As of late, I have noticed that Delta Faucets is heavily promoting a TV ad they created, wherein their various faucet lines are featured simultaneously. However, it is structured in such in such a way that, while visually appealing and sleek, is also heavily tied to a musical engine as the driving force for its impact and initial attraction factor for any viewers who pass by it while watching some other program.
My first thought after seeing this ad for the first time: Isn’t Delta concerned that only “music people” would really fawn over such a display? Okay maybe not only but people attuned to music on a more regular basis could certainly be more inclined to find different layers of enjoyment in this ad, as opposed to people who might only enjoy it for the visually choreographed aspects. The latter might very well see the music representing more of a quirky afterthought. (Did anyone happen to catch the melodic reference to the Four Tops hit, “Reach Out I’ll Be There?”)

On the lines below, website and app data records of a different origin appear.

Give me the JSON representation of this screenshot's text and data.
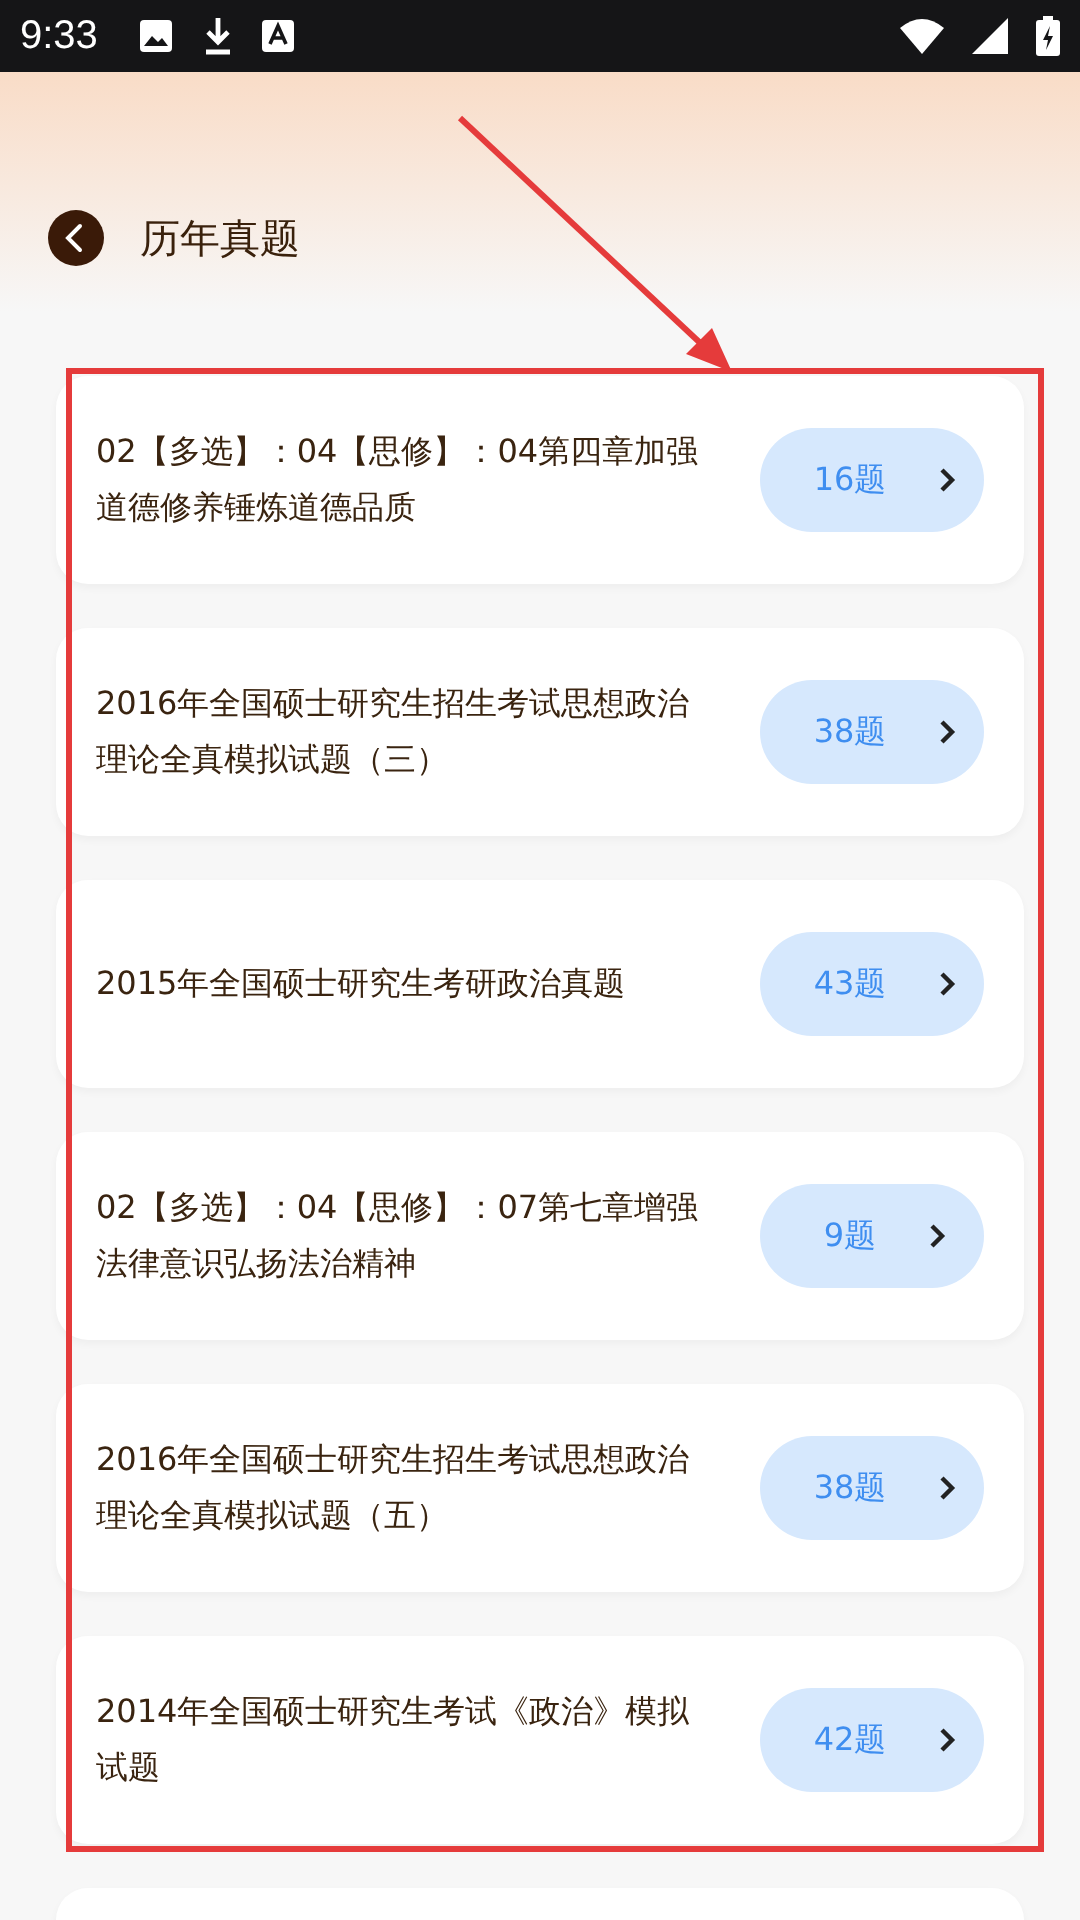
{
  "status_bar": {
    "time": "9:33"
  },
  "header": {
    "title": "历年真题"
  },
  "items": [
    {
      "title": "02【多选】：04【思修】：04第四章加强道德修养锤炼道德品质",
      "count": "16题"
    },
    {
      "title": "2016年全国硕士研究生招生考试思想政治理论全真模拟试题（三）",
      "count": "38题"
    },
    {
      "title": "2015年全国硕士研究生考研政治真题",
      "count": "43题"
    },
    {
      "title": "02【多选】：04【思修】：07第七章增强法律意识弘扬法治精神",
      "count": "9题"
    },
    {
      "title": "2016年全国硕士研究生招生考试思想政治理论全真模拟试题（五）",
      "count": "38题"
    },
    {
      "title": "2014年全国硕士研究生考试《政治》模拟试题",
      "count": "42题"
    }
  ]
}
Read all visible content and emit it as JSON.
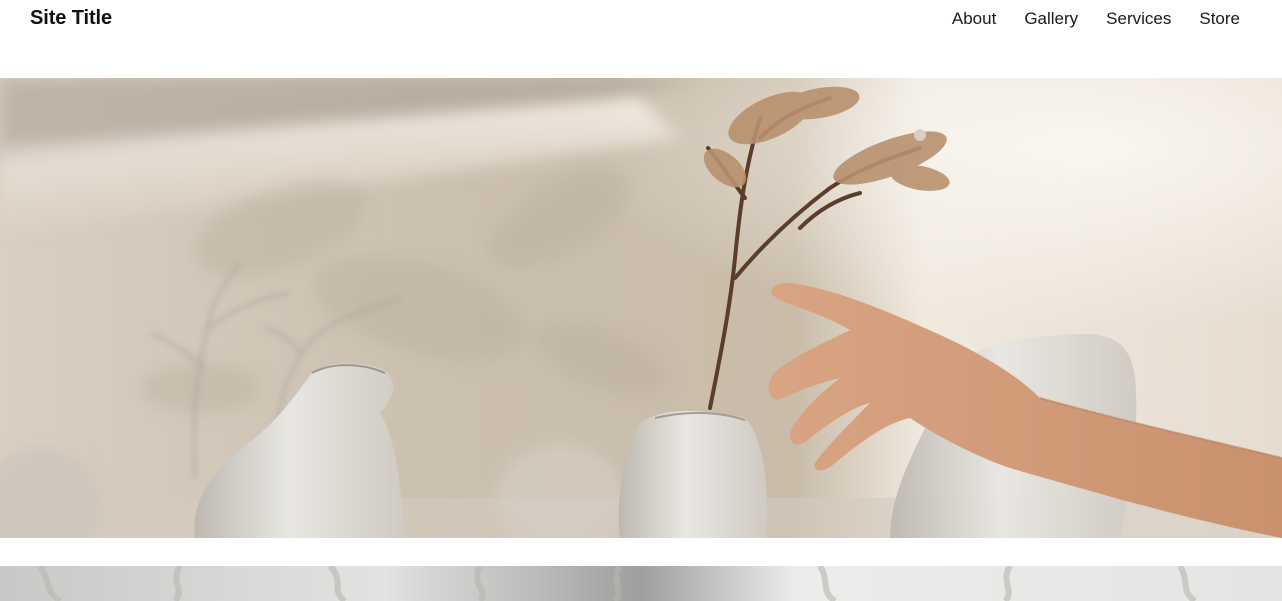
{
  "header": {
    "site_title": "Site Title",
    "nav": [
      {
        "label": "About"
      },
      {
        "label": "Gallery"
      },
      {
        "label": "Services"
      },
      {
        "label": "Store"
      }
    ]
  },
  "colors": {
    "background": "#ffffff",
    "text": "#111111",
    "hero_wall": "#d8ccbb",
    "vase": "#e4e1dc"
  },
  "images": {
    "hero": "photo-dried-flowers-vases-hand",
    "second": "photo-white-fabric"
  }
}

That ad used an original concept coupled with uniquely delivered “music” but interestingly, despite the fact that the melodic element was so integral to the ad’s entertainment value, the music itself could still be lost amid the visual components if you don’t know for what you are listening. Conversely, when music is shuffled to a secondary supporting position, typically as a synchronization tool, it is often spotlighted more, due to its timelessly recognizable nature but then it ends up being coupled with products or companies that are targeting people who could very well be described with the following characteristics:
elitist (and / or)
Examples of products and companies who have applied and emotionally directed their audience with this approach:
Why does the US in particular, perpetuate a projected air of classical stereotypes to the rest of the world? Not only does the placement of free and open domain classical tracks give an immediate impression of “This was the easiest thing; like music out of a can” but, beyond slapping up a piece for syncing, there’s also the occasional mockery and over the top application of the music’s sub-cultural components, which is even worse than using the music-in-a-can approach.
J.G. Wentworth, a financial services firm, previously relied on an operatic motif for their primary TV ad, whose audio track spanned several different settings and versions. The original though, was set in a scenario that fully parodies traditional opera –stage, singers and all– and introduced something that, while mentally catchy, seemed to focus more on making sure they hammer home a jingle rather than making sure people actually process what the service even intends to do or provide. Furthermore, the opera-spoofing ad left the company having to resort to using subtitles and the operatic joke wasn’t even applied in a way connectable to true music or opera, with the humor derived almost entirely from the generally inane and comedic execution, to say nothing of putting opera in a positive light or even creating a metaphor connecting back the firm.
Then there are the third category of commercials that do apply a classical composition in a way that supports the mood of a product or service without detracting from the product or placing a generalized emotion onto the use of classical material, other than emotions derived from things like music tempo, volume or instrument timbre. Coca Cola did this well with their 2013 Superbowl ad and the application of the Bacchanale from Samson and Delilah. (Not including discussion on the slight controversy that brewed over ethnicities in the ad)
In the case of HP and Acura, these commercials can definitely be commended for stepping outside the “old and stuffy box,” as a young, fit athlete and glimmering digital tech don’t feed into a conservative or overly traditional mindset. However, an association of superiority still remains, as the idea of refinement and a higher echelon of brand are undeniably evoked.
The idea that there be only one “acceptable” way to utilize classical music in ads is silly but the evidence of three very contrasting strategies creating three very different impressions makes one wonder if any of the three could ever been interchanged, or, if they are fixed to being used in their respective ways –humorous mockery, setting-enhancing or subconsciously superior– for specific products, because of the outside and separate components of brand history and established pricing. (e.g. Heinz has used classical music in their ads but will they ever use it in a context meant to evoke extreme seriousness and or fragility? Most likely not, since their products are ubiquitous and of cheaper affordability.)
Is classical music’s use in ads just something where we say, “Things are what they are,” or, could there be a fourth method of application that hits upon the three reactions in a more balanced and non-stereotypically influencing way?